:: What is needed ::
Scan the listing for the word "nóng", and copy out each line where it is found.
= Beginning of Section =
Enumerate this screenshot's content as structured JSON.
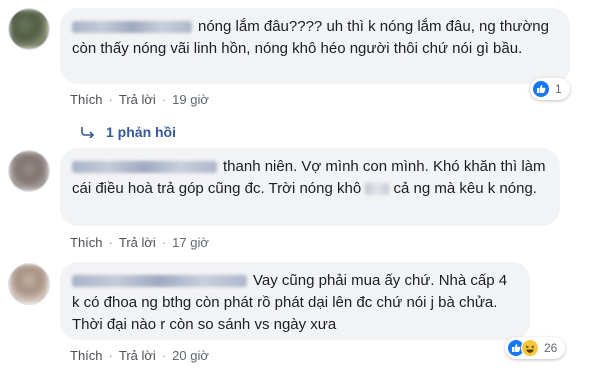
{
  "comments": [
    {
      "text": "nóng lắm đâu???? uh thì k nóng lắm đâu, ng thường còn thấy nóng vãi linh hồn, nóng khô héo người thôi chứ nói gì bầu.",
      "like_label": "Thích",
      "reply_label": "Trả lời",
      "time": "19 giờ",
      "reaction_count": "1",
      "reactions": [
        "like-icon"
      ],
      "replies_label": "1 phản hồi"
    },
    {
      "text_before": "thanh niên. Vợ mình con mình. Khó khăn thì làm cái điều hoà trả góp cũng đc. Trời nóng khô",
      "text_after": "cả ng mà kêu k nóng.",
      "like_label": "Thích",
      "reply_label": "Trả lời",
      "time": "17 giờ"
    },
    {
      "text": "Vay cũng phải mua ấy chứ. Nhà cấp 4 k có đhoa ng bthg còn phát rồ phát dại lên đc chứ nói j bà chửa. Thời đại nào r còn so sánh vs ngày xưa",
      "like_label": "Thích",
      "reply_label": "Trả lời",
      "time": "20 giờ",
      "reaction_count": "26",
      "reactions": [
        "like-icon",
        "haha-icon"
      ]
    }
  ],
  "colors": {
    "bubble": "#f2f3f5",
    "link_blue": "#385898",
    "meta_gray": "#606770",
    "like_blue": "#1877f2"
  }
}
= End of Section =
:: The completed task ::
      "text": "nóng lắm đâu???? uh thì k nóng lắm đâu, ng thường còn thấy nóng vãi linh hồn, nóng khô héo người thôi chứ nói gì bầu.",
      "text_before": "thanh niên. Vợ mình con mình. Khó khăn thì làm cái điều hoà trả góp cũng đc. Trời nóng khô",
      "text_after": "cả ng mà kêu k nóng.",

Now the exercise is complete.